━━ Provided records ━━
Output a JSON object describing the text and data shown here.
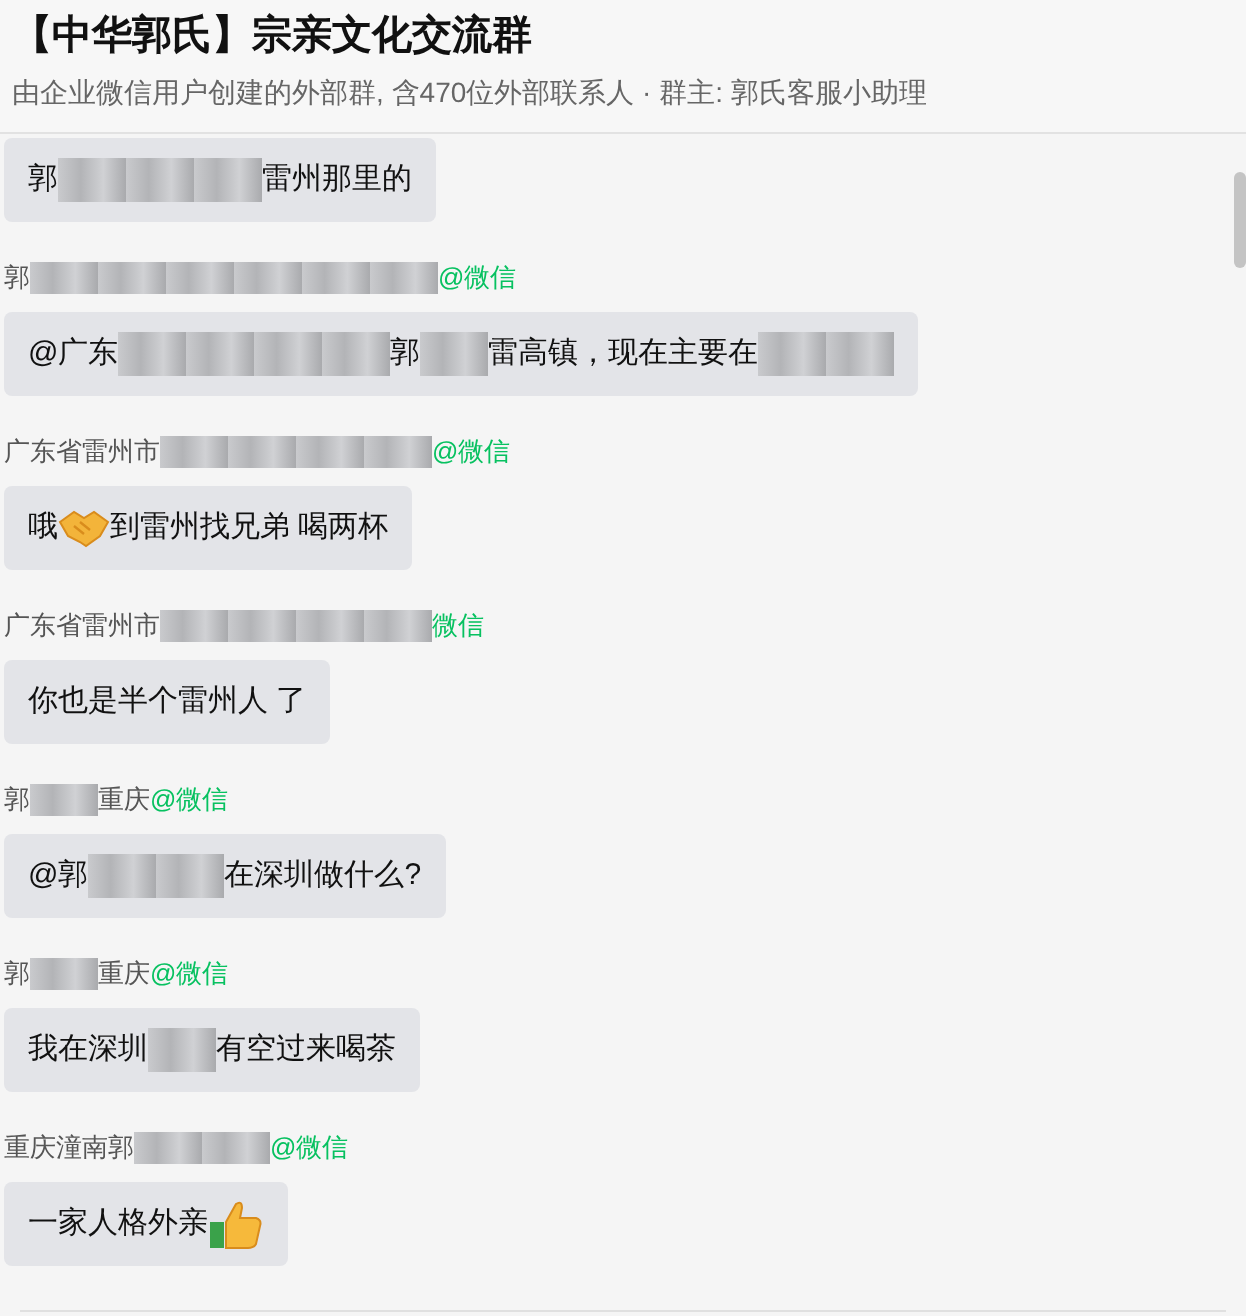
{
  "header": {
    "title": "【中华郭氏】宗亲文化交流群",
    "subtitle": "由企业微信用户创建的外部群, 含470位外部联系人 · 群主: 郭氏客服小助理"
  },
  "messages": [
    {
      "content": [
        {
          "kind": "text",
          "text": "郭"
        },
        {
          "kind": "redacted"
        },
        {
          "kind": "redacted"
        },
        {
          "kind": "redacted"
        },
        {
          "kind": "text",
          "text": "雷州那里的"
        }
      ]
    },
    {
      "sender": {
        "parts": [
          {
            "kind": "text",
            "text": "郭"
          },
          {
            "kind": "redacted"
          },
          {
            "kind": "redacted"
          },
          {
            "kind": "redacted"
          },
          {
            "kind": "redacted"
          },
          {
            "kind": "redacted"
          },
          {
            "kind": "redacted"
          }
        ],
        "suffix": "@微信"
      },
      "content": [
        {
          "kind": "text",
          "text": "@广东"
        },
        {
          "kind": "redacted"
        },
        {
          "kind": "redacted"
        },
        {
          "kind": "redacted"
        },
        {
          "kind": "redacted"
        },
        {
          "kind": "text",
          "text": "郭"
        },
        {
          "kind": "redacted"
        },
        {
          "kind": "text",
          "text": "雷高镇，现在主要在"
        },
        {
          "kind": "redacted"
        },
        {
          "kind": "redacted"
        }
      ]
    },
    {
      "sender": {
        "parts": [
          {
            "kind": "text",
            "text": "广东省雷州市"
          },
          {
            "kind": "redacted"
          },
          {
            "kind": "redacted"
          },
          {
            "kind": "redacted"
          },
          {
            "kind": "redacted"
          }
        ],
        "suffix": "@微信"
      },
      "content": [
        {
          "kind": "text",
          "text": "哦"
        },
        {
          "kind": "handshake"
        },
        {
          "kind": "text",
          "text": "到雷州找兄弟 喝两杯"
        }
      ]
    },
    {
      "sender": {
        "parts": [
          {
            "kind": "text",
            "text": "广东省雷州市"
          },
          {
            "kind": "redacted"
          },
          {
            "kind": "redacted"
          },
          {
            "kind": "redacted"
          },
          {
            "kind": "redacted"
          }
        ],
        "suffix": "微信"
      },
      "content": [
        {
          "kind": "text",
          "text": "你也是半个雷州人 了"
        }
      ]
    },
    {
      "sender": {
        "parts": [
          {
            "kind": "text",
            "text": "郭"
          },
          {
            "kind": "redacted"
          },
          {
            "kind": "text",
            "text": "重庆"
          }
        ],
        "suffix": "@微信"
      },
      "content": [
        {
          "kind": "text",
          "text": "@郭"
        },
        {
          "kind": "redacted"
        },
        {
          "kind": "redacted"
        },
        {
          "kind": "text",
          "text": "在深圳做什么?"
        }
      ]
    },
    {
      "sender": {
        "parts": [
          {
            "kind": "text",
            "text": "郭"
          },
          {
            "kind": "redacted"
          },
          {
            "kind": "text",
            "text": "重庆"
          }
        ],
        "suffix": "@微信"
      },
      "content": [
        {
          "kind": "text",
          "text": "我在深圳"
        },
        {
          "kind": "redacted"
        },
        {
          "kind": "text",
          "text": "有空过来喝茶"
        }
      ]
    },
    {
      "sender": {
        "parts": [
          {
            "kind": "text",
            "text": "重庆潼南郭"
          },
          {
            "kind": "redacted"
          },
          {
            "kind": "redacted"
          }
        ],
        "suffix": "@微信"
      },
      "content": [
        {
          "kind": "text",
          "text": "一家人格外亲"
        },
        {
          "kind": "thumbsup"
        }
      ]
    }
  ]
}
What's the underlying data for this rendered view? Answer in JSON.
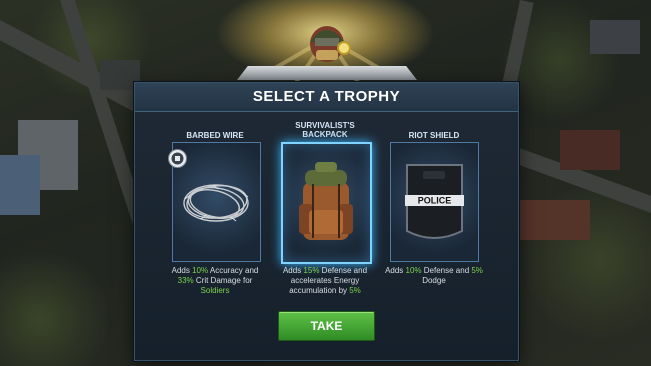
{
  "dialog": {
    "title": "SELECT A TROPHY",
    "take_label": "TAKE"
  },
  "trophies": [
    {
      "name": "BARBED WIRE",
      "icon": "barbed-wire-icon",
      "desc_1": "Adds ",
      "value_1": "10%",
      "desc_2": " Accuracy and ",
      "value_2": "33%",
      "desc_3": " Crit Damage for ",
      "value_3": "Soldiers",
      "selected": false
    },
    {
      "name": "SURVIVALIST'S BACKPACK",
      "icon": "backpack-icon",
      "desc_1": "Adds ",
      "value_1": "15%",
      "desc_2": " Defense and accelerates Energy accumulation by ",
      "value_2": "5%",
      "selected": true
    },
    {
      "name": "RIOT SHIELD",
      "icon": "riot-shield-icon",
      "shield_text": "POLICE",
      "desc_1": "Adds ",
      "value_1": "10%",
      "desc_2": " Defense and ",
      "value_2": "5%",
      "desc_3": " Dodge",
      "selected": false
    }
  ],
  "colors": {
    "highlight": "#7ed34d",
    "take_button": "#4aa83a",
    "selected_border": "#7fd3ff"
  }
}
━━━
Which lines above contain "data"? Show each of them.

Output a JSON object describing the text and data shown here.
What's the underlying data for this rendered view? Answer in JSON.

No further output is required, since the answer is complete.